Fall is the second novel of Colin McAdam. Set in an exclusive Canadian boarding high school, it is the tale of Noel, who becomes obsessed with Julius and Fall, the most beautiful and most popular couple at school. He sees himself as becoming less of an outcast when he finds out that Julius is his new roommate. Then Fall disappears and this has a profound impact on the both of them.

As someone who shamelessly loves the scandalous lives of rich and irresponsible teenagers, I thought this novel would be a bit like a good and thought-provoking version of Gossip Girl. While the look into the lives in a private high school was interesting on some level, the confusing dialogue and narration, combined with a formulaic plot and a problematic female character, made this a primarily frustrating read for me. The novel involved a great deal of dialogue between the various characters, but it became hard to keep track of who was speaking. I am always open to new forms of dialogue, but it was very hard for me to get enveloped into a story that I did not feel was structured very well.

Much of the book switches between the perspective of Noel and Julius, and usually their thoughts involve Fall. Noel is one of the most unsympathetic characters I have ever encountered. He is obsessive and creepy, and I don’t even love to hate him. A quiet, smart, and selfish young man, he is convinced that there is a cosmic connection between him and Fall, if only she could notice him. I even sympathised more with Julius, who was a stock rich-athletic-handsome-cool-boy-with-a-heart-of-gold. Julius never really developed as a character, just as Noel remained one creepy teenager.

The character that irritated me the most was Fall. She was mainly spoken about and obsessed over, serving as the springboard of the fantasies of these two young men. She is merely a manic pixie dream girl in literary form. The only main female character in this novel exists in order to show the fantasies of two rich and irresponsible young boys. She is beautiful, mysterious, unattainable, and most importantly passive. It made me feel as though that was her most desirable characteristic. Throughout the entire novel, Fall is treated as an object, because the two boys are speaking about her. Maybe the intention is to show that she did represent a certain level of fantasy for them. But why do we need another character like this?

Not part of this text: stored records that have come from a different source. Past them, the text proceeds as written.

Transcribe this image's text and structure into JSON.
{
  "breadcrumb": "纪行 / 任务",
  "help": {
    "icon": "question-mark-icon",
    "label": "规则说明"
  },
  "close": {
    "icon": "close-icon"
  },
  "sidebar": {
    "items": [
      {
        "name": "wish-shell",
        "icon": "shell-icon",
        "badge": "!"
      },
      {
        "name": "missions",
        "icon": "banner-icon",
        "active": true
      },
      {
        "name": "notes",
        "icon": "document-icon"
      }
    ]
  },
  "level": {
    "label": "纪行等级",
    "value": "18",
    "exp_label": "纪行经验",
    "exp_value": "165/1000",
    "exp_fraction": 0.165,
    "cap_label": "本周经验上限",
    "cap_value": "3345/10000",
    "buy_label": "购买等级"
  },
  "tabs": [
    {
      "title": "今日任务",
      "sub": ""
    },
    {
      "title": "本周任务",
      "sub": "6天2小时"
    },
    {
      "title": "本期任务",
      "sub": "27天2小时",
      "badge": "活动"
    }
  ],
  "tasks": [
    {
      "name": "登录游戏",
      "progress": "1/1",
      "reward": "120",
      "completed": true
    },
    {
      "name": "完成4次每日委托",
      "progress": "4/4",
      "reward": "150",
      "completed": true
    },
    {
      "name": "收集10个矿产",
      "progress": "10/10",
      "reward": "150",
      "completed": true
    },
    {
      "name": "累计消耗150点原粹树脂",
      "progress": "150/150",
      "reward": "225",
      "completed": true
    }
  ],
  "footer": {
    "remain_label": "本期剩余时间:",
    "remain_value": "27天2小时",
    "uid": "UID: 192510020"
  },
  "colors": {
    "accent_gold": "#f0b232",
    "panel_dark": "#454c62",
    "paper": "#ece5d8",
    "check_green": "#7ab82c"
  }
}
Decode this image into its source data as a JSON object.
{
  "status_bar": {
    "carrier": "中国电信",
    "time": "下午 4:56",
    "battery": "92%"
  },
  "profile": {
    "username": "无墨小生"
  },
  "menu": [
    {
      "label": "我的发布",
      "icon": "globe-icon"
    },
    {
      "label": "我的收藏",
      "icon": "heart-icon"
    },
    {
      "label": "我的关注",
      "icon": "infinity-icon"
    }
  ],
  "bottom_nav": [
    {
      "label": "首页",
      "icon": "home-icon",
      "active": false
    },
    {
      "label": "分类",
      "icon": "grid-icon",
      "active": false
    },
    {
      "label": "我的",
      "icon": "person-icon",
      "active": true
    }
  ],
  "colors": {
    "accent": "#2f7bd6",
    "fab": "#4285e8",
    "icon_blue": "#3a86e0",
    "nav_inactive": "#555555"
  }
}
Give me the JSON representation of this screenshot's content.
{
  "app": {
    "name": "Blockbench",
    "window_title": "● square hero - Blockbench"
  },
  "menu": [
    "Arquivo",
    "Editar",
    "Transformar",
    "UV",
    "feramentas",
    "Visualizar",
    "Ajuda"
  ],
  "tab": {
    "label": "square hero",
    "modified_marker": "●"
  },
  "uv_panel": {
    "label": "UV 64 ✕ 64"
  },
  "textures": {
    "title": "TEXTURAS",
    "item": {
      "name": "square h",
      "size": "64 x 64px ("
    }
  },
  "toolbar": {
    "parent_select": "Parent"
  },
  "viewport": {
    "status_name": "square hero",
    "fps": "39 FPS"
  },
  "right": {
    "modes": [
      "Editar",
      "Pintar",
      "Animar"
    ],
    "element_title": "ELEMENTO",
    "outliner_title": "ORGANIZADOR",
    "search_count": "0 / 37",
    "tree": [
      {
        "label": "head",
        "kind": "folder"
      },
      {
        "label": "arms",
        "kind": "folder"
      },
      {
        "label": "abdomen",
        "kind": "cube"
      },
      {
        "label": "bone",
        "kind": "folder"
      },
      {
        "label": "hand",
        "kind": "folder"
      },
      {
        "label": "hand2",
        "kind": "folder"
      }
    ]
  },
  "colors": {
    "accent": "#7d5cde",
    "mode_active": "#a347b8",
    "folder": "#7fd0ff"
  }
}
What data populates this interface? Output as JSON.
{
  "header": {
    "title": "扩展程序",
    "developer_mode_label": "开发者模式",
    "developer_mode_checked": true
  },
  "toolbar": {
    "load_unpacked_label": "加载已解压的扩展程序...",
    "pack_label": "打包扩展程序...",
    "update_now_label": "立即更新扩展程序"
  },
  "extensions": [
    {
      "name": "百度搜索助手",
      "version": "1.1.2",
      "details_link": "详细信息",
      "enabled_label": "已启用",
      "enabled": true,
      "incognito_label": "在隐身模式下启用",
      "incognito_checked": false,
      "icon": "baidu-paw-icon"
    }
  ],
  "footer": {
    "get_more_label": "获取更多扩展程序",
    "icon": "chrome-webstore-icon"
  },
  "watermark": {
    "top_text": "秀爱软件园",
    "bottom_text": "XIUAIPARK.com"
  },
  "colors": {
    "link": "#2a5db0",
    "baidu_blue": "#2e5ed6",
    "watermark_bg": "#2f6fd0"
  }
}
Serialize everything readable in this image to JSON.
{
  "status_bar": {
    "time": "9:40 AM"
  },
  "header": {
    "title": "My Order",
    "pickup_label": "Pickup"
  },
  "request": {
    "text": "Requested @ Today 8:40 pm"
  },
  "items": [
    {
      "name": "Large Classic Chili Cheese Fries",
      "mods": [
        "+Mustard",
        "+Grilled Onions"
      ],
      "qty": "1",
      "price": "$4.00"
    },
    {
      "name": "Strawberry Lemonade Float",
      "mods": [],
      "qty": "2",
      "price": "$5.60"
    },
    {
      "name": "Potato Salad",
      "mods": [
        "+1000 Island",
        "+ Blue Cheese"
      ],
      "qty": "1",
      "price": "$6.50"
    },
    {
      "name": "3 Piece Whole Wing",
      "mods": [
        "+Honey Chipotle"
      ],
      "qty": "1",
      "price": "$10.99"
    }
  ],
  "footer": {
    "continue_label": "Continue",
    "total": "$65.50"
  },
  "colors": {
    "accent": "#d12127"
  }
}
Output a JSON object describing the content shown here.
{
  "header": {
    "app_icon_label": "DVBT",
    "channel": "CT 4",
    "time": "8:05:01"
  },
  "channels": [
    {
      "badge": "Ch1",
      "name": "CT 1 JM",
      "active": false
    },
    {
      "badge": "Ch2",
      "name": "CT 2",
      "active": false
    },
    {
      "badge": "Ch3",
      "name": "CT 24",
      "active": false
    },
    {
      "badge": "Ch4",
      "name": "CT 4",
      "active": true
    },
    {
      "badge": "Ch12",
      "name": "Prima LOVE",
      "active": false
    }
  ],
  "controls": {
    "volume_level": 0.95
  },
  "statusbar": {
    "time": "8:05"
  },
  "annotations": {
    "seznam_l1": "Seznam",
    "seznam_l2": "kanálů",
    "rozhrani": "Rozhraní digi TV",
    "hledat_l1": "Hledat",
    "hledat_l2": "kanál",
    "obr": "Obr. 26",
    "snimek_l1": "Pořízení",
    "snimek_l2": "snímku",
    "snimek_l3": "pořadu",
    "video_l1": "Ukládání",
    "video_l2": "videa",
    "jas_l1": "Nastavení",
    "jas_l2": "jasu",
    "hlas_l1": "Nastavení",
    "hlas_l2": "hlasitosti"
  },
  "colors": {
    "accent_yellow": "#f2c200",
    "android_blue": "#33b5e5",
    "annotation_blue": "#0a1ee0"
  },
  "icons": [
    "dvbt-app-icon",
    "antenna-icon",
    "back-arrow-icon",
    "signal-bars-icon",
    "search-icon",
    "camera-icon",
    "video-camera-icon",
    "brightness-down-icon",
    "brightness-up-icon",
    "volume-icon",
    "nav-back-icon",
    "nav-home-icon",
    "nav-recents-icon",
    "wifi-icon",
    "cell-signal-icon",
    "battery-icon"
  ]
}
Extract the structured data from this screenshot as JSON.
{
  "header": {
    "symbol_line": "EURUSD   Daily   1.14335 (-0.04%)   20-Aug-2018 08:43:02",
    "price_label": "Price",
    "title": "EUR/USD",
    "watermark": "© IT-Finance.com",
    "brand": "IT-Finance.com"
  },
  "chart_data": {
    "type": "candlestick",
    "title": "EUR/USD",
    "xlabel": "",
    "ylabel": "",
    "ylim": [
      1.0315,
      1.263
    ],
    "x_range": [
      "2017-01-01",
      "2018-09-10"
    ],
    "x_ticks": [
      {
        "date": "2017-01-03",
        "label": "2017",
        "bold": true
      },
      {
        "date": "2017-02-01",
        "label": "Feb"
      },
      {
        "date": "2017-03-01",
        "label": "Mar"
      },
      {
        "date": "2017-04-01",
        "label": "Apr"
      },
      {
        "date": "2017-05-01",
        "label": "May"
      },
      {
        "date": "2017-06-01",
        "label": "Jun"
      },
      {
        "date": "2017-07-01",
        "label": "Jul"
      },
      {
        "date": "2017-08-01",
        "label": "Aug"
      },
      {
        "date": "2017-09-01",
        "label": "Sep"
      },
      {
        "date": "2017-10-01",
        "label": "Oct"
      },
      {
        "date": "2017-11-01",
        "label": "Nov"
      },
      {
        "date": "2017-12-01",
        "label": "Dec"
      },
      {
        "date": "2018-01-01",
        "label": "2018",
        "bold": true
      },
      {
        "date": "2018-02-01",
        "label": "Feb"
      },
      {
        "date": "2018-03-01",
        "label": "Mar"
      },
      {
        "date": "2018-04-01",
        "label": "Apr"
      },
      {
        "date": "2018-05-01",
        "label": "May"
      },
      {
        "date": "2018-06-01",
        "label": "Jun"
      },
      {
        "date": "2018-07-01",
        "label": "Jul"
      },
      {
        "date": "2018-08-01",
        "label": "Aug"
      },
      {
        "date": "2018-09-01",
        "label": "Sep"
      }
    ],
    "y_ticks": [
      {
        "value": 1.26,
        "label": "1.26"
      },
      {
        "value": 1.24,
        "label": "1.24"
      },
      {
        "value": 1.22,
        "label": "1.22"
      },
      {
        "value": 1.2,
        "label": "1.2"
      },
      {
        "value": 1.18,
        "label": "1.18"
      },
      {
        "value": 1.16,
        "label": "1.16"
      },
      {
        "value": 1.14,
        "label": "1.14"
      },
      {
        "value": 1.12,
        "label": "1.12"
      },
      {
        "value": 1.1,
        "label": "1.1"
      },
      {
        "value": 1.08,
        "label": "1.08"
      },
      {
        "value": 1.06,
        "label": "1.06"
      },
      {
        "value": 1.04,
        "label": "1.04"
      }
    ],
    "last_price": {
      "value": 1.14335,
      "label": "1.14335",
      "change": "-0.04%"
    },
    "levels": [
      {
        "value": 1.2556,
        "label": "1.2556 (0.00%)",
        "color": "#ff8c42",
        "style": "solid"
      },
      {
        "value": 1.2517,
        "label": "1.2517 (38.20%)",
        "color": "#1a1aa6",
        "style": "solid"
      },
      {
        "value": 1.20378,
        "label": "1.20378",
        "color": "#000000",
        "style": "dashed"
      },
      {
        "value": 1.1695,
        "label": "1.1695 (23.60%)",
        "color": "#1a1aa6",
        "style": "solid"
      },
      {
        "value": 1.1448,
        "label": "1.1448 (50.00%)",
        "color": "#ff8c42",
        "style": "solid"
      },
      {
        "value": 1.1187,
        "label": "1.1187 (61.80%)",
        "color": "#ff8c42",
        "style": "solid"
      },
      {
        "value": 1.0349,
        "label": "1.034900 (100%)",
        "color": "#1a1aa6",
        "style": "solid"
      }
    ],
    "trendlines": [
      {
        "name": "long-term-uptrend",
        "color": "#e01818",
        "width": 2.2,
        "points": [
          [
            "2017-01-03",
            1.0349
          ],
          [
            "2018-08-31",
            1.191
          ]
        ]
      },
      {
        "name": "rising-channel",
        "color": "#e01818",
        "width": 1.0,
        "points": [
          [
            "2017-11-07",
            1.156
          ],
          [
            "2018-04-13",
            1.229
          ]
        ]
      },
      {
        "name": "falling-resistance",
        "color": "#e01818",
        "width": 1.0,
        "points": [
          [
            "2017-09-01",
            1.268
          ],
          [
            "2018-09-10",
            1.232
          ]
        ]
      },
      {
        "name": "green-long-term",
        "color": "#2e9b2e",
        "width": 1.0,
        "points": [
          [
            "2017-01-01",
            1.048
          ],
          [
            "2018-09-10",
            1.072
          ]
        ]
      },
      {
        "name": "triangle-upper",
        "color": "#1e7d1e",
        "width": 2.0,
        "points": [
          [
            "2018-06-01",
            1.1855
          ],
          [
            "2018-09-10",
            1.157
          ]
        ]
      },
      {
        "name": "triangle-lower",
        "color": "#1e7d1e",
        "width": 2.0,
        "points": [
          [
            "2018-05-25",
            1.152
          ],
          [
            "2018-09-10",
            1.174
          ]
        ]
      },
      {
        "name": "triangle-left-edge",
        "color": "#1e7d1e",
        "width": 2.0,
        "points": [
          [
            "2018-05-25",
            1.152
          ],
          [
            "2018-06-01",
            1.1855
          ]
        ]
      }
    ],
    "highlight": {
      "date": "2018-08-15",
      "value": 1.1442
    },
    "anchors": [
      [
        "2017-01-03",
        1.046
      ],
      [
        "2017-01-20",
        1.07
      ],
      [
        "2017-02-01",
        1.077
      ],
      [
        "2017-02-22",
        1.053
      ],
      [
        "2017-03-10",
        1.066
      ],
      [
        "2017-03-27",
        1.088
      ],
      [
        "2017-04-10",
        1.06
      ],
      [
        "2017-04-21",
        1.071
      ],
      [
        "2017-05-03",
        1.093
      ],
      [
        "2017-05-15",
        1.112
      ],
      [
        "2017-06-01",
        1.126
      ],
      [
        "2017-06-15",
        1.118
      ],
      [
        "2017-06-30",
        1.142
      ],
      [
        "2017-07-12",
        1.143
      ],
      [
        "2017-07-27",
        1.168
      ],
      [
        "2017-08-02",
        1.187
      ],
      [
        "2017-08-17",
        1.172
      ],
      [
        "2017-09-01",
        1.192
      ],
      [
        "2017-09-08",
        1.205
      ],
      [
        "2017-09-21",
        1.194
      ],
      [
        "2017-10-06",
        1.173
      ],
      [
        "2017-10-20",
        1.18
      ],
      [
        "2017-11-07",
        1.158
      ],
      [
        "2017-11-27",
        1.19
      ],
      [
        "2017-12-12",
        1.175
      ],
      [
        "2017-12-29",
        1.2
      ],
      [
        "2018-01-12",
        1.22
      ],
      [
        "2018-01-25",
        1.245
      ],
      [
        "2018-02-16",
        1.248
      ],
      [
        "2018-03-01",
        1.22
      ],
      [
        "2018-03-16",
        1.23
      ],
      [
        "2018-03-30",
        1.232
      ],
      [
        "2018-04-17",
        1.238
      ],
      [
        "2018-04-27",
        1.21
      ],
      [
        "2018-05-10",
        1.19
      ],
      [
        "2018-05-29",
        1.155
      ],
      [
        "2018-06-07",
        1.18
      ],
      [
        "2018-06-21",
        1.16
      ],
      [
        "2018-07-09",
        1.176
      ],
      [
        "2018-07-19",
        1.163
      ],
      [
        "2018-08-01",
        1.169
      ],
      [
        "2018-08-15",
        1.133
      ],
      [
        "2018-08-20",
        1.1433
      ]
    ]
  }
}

The combination of a problematic female character, not much suspense, and a main character that was so creepy it was boring, I found Fall to be a very disappointing read.

Written by: Sara Yasin, August 10th 2010
Tags: fiction